(WHAT THIS TASK INVOLVES):
Write all of the entries out again exactly.

(PROVIDED RECORDS):
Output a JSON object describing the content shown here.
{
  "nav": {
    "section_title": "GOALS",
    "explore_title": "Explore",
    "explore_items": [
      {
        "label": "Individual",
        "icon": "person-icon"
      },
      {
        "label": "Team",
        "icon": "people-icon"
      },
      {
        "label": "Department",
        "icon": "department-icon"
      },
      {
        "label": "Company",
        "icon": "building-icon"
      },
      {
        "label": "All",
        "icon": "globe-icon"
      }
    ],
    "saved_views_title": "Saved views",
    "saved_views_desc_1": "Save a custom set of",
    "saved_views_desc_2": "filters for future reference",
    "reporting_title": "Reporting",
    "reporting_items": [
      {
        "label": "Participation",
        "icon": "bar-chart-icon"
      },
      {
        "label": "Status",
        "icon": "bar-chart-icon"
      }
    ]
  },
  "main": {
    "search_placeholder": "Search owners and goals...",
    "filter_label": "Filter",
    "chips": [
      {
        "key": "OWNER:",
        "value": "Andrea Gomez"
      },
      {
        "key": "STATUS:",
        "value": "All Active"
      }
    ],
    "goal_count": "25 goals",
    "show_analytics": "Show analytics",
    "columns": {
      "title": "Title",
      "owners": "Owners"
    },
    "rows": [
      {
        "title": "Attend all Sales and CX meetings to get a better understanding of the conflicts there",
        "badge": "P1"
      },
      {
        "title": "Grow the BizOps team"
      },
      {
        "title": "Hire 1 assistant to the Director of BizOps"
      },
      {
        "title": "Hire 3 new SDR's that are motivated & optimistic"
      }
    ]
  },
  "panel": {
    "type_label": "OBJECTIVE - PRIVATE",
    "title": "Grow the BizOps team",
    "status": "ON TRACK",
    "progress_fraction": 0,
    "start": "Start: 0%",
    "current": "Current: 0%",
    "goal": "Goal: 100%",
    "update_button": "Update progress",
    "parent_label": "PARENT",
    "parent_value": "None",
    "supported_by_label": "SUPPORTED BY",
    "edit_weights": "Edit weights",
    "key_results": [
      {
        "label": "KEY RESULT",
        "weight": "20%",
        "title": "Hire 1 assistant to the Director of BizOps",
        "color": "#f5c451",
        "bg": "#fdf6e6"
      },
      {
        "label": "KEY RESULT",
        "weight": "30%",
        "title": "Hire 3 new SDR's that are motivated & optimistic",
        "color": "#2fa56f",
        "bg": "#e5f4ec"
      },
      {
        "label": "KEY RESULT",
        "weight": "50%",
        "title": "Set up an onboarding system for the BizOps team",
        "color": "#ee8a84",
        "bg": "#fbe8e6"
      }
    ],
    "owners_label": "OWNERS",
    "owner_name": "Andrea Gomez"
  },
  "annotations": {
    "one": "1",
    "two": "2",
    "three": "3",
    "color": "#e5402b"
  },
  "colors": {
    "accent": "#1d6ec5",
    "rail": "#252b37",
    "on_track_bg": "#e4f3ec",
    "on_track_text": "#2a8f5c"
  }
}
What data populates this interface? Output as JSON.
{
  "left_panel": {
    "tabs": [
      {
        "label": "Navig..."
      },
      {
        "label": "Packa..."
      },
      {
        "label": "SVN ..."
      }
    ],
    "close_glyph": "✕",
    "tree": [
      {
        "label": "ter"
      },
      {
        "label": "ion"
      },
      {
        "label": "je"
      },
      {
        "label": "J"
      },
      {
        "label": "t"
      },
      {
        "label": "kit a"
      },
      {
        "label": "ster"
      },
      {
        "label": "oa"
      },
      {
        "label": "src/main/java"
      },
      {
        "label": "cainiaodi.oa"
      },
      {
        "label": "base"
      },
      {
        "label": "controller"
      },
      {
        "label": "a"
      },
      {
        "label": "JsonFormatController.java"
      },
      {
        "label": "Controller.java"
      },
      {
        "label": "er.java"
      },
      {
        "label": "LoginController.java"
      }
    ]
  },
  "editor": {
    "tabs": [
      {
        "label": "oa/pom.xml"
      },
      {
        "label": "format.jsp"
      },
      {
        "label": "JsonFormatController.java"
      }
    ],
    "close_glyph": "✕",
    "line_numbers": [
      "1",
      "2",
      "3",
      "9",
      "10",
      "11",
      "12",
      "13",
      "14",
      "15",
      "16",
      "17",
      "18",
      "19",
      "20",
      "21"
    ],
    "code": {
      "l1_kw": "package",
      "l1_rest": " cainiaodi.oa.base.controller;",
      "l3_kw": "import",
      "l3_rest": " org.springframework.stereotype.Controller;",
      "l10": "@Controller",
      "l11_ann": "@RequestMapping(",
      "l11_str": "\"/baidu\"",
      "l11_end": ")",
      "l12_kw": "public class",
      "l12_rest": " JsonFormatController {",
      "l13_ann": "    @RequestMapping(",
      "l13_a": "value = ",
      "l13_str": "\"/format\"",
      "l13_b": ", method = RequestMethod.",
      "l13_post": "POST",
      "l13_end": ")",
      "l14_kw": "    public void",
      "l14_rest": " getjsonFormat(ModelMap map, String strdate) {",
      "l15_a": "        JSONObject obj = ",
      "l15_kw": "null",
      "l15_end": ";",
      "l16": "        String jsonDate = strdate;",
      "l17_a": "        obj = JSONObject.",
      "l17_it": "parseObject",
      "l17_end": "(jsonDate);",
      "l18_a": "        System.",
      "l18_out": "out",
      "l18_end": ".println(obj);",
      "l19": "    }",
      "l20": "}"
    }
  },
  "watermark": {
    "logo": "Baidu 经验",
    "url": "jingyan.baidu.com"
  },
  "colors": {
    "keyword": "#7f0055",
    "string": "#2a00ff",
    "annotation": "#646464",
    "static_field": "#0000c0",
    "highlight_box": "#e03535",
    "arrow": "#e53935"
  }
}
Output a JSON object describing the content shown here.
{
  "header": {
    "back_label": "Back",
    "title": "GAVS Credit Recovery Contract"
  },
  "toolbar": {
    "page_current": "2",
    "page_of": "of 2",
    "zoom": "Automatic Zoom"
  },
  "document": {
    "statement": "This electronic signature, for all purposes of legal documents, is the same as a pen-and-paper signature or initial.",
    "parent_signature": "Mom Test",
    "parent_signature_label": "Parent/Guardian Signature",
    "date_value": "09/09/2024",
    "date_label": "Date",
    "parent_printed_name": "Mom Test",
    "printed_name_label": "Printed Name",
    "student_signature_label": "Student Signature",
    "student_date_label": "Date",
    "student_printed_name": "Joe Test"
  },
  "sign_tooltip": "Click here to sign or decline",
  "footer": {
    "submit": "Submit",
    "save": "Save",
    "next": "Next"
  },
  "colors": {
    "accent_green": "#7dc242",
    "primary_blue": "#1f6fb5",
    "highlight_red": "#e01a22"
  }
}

(RESPONSE TO THE TASK):
Output a JSON object describing the content shown here.
{
  "nav": {
    "section_title": "GOALS",
    "explore_title": "Explore",
    "explore_items": [
      {
        "label": "Individual",
        "icon": "person-icon"
      },
      {
        "label": "Team",
        "icon": "people-icon"
      },
      {
        "label": "Department",
        "icon": "department-icon"
      },
      {
        "label": "Company",
        "icon": "building-icon"
      },
      {
        "label": "All",
        "icon": "globe-icon"
      }
    ],
    "saved_views_title": "Saved views",
    "saved_views_desc_1": "Save a custom set of",
    "saved_views_desc_2": "filters for future reference",
    "reporting_title": "Reporting",
    "reporting_items": [
      {
        "label": "Participation",
        "icon": "bar-chart-icon"
      },
      {
        "label": "Status",
        "icon": "bar-chart-icon"
      }
    ]
  },
  "main": {
    "search_placeholder": "Search owners and goals...",
    "filter_label": "Filter",
    "chips": [
      {
        "key": "OWNER:",
        "value": "Andrea Gomez"
      },
      {
        "key": "STATUS:",
        "value": "All Active"
      }
    ],
    "goal_count": "25 goals",
    "show_analytics": "Show analytics",
    "columns": {
      "title": "Title",
      "owners": "Owners"
    },
    "rows": [
      {
        "title": "Attend all Sales and CX meetings to get a better understanding of the conflicts there",
        "badge": "P1"
      },
      {
        "title": "Grow the BizOps team"
      },
      {
        "title": "Hire 1 assistant to the Director of BizOps"
      },
      {
        "title": "Hire 3 new SDR's that are motivated & optimistic"
      }
    ]
  },
  "panel": {
    "type_label": "OBJECTIVE - PRIVATE",
    "title": "Grow the BizOps team",
    "status": "ON TRACK",
    "progress_fraction": 0,
    "start": "Start: 0%",
    "current": "Current: 0%",
    "goal": "Goal: 100%",
    "update_button": "Update progress",
    "parent_label": "PARENT",
    "parent_value": "None",
    "supported_by_label": "SUPPORTED BY",
    "edit_weights": "Edit weights",
    "key_results": [
      {
        "label": "KEY RESULT",
        "weight": "20%",
        "title": "Hire 1 assistant to the Director of BizOps",
        "color": "#f5c451",
        "bg": "#fdf6e6"
      },
      {
        "label": "KEY RESULT",
        "weight": "30%",
        "title": "Hire 3 new SDR's that are motivated & optimistic",
        "color": "#2fa56f",
        "bg": "#e5f4ec"
      },
      {
        "label": "KEY RESULT",
        "weight": "50%",
        "title": "Set up an onboarding system for the BizOps team",
        "color": "#ee8a84",
        "bg": "#fbe8e6"
      }
    ],
    "owners_label": "OWNERS",
    "owner_name": "Andrea Gomez"
  },
  "annotations": {
    "one": "1",
    "two": "2",
    "three": "3",
    "color": "#e5402b"
  },
  "colors": {
    "accent": "#1d6ec5",
    "rail": "#252b37",
    "on_track_bg": "#e4f3ec",
    "on_track_text": "#2a8f5c"
  }
}
What data populates this interface? Output as JSON.
{
  "left_panel": {
    "tabs": [
      {
        "label": "Navig..."
      },
      {
        "label": "Packa..."
      },
      {
        "label": "SVN ..."
      }
    ],
    "close_glyph": "✕",
    "tree": [
      {
        "label": "ter"
      },
      {
        "label": "ion"
      },
      {
        "label": "je"
      },
      {
        "label": "J"
      },
      {
        "label": "t"
      },
      {
        "label": "kit a"
      },
      {
        "label": "ster"
      },
      {
        "label": "oa"
      },
      {
        "label": "src/main/java"
      },
      {
        "label": "cainiaodi.oa"
      },
      {
        "label": "base"
      },
      {
        "label": "controller"
      },
      {
        "label": "a"
      },
      {
        "label": "JsonFormatController.java"
      },
      {
        "label": "Controller.java"
      },
      {
        "label": "er.java"
      },
      {
        "label": "LoginController.java"
      }
    ]
  },
  "editor": {
    "tabs": [
      {
        "label": "oa/pom.xml"
      },
      {
        "label": "format.jsp"
      },
      {
        "label": "JsonFormatController.java"
      }
    ],
    "close_glyph": "✕",
    "line_numbers": [
      "1",
      "2",
      "3",
      "9",
      "10",
      "11",
      "12",
      "13",
      "14",
      "15",
      "16",
      "17",
      "18",
      "19",
      "20",
      "21"
    ],
    "code": {
      "l1_kw": "package",
      "l1_rest": " cainiaodi.oa.base.controller;",
      "l3_kw": "import",
      "l3_rest": " org.springframework.stereotype.Controller;",
      "l10": "@Controller",
      "l11_ann": "@RequestMapping(",
      "l11_str": "\"/baidu\"",
      "l11_end": ")",
      "l12_kw": "public class",
      "l12_rest": " JsonFormatController {",
      "l13_ann": "    @RequestMapping(",
      "l13_a": "value = ",
      "l13_str": "\"/format\"",
      "l13_b": ", method = RequestMethod.",
      "l13_post": "POST",
      "l13_end": ")",
      "l14_kw": "    public void",
      "l14_rest": " getjsonFormat(ModelMap map, String strdate) {",
      "l15_a": "        JSONObject obj = ",
      "l15_kw": "null",
      "l15_end": ";",
      "l16": "        String jsonDate = strdate;",
      "l17_a": "        obj = JSONObject.",
      "l17_it": "parseObject",
      "l17_end": "(jsonDate);",
      "l18_a": "        System.",
      "l18_out": "out",
      "l18_end": ".println(obj);",
      "l19": "    }",
      "l20": "}"
    }
  },
  "watermark": {
    "logo": "Baidu 经验",
    "url": "jingyan.baidu.com"
  },
  "colors": {
    "keyword": "#7f0055",
    "string": "#2a00ff",
    "annotation": "#646464",
    "static_field": "#0000c0",
    "highlight_box": "#e03535",
    "arrow": "#e53935"
  }
}
Output a JSON object describing the content shown here.
{
  "header": {
    "back_label": "Back",
    "title": "GAVS Credit Recovery Contract"
  },
  "toolbar": {
    "page_current": "2",
    "page_of": "of 2",
    "zoom": "Automatic Zoom"
  },
  "document": {
    "statement": "This electronic signature, for all purposes of legal documents, is the same as a pen-and-paper signature or initial.",
    "parent_signature": "Mom Test",
    "parent_signature_label": "Parent/Guardian Signature",
    "date_value": "09/09/2024",
    "date_label": "Date",
    "parent_printed_name": "Mom Test",
    "printed_name_label": "Printed Name",
    "student_signature_label": "Student Signature",
    "student_date_label": "Date",
    "student_printed_name": "Joe Test"
  },
  "sign_tooltip": "Click here to sign or decline",
  "footer": {
    "submit": "Submit",
    "save": "Save",
    "next": "Next"
  },
  "colors": {
    "accent_green": "#7dc242",
    "primary_blue": "#1f6fb5",
    "highlight_red": "#e01a22"
  }
}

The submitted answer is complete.